atmosphere Saturday and snap a nine-game losing streak to the

Vancouver Canucks, who haven’t lost in regulation in more than a

month.

Toronto (29-23-6) hasn’t reached the playoffs since 2004, but

coach Ron Wilson’s club has a chance to finally bring postseason

hockey back to Canada’s largest city as it clings to eighth place

in the Eastern Conference.

The hockey-crazed nation’s most successful franchise lately has

been Vancouver, which has showed in this matchup. The Canucks have

outscored Toronto 38-19 while winning each meeting since a 2-1 road

defeat Nov. 24, 2003.

“The Leafs have always been a team I hated as a kid,”

Vancouver’s Alexandre Burrows said after scoring the game-winner in
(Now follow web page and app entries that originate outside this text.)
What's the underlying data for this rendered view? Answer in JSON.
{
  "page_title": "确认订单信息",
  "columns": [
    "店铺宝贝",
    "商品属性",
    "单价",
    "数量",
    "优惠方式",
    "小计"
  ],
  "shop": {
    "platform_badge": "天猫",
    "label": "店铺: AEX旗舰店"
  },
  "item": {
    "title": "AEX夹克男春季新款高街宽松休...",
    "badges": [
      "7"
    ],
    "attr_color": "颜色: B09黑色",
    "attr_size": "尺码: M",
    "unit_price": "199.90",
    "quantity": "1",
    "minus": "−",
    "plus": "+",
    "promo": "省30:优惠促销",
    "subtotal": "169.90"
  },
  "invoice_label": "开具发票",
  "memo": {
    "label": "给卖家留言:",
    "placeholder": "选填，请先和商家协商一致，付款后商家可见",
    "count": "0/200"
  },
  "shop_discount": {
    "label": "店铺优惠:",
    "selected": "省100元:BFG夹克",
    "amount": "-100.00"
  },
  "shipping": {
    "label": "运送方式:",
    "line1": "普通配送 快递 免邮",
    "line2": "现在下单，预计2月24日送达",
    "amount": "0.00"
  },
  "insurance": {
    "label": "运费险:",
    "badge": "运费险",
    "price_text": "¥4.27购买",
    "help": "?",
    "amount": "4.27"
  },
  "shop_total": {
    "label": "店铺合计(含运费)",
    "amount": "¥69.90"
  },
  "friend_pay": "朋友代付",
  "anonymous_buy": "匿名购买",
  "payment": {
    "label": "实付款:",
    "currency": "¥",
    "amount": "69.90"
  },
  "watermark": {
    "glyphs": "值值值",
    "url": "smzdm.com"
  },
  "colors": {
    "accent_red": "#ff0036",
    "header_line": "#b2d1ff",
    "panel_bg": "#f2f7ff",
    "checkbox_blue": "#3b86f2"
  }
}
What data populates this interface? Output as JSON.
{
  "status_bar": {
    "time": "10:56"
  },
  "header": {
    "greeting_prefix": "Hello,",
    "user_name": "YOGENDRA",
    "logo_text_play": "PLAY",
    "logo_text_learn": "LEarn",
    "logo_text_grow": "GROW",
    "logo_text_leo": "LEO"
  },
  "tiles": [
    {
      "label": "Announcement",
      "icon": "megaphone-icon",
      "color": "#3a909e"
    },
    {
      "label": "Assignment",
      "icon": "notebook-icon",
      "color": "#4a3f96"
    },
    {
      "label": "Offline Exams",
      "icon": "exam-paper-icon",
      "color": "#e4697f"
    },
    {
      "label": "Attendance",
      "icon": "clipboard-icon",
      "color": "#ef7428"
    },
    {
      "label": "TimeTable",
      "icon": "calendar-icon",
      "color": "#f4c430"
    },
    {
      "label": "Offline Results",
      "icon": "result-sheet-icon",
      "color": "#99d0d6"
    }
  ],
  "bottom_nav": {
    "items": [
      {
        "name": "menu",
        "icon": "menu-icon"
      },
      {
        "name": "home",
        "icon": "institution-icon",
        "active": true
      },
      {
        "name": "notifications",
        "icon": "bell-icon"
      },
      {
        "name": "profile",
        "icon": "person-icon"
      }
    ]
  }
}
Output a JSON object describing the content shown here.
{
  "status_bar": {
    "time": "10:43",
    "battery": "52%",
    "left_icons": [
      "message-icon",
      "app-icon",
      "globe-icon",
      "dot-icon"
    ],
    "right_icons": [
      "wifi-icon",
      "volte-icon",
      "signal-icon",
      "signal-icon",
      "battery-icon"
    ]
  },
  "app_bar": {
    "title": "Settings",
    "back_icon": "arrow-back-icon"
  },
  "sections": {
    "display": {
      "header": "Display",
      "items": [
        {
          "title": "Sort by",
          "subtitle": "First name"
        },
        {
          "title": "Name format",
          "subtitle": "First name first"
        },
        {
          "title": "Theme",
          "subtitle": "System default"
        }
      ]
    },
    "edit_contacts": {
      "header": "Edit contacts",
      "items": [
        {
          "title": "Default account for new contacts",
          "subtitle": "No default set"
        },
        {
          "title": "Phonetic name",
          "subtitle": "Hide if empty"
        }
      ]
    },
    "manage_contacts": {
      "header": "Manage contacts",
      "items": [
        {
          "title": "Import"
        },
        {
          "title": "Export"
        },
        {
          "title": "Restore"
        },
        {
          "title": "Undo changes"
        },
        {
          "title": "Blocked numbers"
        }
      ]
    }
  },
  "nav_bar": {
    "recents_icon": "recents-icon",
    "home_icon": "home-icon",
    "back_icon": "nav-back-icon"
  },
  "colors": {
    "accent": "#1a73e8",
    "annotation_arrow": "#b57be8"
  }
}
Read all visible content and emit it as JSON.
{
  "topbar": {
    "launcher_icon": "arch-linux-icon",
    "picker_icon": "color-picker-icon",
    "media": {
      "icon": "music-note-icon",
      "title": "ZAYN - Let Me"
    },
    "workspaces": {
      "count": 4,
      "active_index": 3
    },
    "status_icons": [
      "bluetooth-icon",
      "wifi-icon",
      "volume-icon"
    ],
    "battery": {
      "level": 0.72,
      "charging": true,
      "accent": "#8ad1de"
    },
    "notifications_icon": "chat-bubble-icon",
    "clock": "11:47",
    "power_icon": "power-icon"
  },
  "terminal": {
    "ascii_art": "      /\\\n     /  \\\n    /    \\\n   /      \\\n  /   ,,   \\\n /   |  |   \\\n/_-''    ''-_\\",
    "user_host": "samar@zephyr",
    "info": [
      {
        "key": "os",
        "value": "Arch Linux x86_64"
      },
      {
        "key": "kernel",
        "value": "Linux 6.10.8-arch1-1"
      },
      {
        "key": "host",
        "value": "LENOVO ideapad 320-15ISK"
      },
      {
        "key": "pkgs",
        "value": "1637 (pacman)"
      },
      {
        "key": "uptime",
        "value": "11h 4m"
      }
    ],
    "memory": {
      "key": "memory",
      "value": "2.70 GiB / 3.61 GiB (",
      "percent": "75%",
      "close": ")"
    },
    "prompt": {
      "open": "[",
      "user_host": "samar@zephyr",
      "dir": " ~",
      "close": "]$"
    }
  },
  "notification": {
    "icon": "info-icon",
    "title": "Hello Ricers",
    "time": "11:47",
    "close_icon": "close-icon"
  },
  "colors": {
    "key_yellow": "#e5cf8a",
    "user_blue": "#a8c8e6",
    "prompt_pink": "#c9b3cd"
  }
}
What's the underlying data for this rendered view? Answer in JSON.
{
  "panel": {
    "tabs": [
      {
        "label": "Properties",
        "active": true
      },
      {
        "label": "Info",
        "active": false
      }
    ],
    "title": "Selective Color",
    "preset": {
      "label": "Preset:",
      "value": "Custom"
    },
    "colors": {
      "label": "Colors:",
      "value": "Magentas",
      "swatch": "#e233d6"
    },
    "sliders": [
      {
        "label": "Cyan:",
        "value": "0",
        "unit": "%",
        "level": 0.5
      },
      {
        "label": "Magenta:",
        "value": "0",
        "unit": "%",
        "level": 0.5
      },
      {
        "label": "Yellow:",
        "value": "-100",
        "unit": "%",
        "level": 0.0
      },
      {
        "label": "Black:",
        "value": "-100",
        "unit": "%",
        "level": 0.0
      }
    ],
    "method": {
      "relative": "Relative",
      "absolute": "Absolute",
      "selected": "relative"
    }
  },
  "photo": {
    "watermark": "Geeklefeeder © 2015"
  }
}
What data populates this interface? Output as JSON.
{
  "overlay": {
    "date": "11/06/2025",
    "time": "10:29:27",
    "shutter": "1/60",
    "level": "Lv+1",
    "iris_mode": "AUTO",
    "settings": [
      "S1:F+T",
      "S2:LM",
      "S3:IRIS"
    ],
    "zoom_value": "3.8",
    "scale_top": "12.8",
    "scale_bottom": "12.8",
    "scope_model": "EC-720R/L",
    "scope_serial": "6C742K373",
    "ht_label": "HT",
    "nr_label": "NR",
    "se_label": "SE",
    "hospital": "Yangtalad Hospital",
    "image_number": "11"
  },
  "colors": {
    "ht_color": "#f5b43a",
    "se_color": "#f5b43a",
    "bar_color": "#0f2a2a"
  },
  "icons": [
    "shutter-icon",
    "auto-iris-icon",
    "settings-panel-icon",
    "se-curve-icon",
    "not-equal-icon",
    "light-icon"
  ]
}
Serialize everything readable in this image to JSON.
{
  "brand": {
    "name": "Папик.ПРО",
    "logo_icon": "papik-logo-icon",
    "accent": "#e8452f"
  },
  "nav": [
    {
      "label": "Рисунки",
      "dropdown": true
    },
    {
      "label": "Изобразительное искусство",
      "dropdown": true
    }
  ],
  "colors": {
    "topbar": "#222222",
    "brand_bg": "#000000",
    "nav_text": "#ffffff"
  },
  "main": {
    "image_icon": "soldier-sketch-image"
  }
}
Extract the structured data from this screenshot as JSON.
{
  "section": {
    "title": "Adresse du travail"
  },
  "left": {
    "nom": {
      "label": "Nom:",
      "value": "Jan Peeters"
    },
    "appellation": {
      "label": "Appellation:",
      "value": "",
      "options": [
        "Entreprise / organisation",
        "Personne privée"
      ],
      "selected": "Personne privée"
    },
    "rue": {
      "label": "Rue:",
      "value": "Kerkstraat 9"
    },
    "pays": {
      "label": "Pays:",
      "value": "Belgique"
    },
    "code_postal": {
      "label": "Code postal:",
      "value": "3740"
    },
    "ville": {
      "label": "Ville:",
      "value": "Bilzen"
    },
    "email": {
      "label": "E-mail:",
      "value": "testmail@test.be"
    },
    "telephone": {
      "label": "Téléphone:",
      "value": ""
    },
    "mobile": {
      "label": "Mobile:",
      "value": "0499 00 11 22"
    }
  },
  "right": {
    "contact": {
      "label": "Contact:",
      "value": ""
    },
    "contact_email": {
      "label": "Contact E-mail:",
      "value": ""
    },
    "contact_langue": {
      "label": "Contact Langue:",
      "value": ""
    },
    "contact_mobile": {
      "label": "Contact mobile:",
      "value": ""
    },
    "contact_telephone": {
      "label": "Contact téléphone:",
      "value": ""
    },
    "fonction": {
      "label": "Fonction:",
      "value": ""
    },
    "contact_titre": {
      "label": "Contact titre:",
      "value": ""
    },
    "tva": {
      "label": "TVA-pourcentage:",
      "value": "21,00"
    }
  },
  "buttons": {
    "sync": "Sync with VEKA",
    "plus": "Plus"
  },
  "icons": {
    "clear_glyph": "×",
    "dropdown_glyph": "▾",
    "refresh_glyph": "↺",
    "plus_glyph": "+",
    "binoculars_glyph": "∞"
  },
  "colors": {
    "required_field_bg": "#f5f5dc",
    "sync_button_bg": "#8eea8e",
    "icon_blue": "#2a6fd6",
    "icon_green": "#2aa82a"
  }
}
a 5-3 victory at Toronto on Dec. 17. “I know a lot of fans in

Vancouver don’t like this team. … It just makes it extra

special.”

The Canucks (36-15-6) haven’t discriminated – they’ve been tough

on every opponent for the last several weeks, going 8-0-3 in their

last 11. Seven of those games have gone to shootouts, but they

finally escaped with a regulation win Wednesday over Colorado.

David Booth scored for the third straight game and Jannik Hansen

broke a tie with a third-period tally before Burrows’ empty-netter

sealed the 3-1 victory.

“We get off a little earlier than normal,” Hansen said. “It’s

nice to only have to play 60 (minutes).”

The Leafs needed more than that Wednesday in Edmonton, but they

were simply happy to get a 4-3 victory and snap a four-game losing

streak.

Tim Connolly scored 1:39 into overtime – his first goal in 18

games – as Toronto won despite squandering a 2-0 lead it had built

1:38 into the first period.

“We’ve been in a little bit of a rut,” Connolly said, “and to

come out and battle in a game like that where it’s going back and

forth, and really grind it out and get the win is a huge two points

for us.”

Wilson, however, is wary because the Leafs’ previous win also

came against the Oilers, 6-3 at home Feb. 6. The coach said

Edmonton’s uptempo style may have been partly responsible for

getting Toronto, which was outscored 16-5 during its slide, out of

whack.

“That’s the way Edmonton plays. It actually set us off on this

little losing skid, I think,” Wilson said. “You get into a flow

that’s going back and forth, and sometimes when you get some free

looks like we were getting, you forget about playing in your own

end.”

The Leafs will certainly have to be sharp defensively against

one of the league’s most prolific clubs, and their impressive run

of success on the penalty kill might be tested.

Opponents have scored once in 34 power-play chances over 20

games since the start of 2012 after a dreadful start to the season

for the unit. Vancouver, though, leads the league at 22.1 percent

with the man advantage despite its current 2-for-23 stretch.

The Canucks had only one power-play chance – failing to convert

– at Toronto earlier this season, but they’re 12 for 50 (24.0

percent) during the winning streak in the series.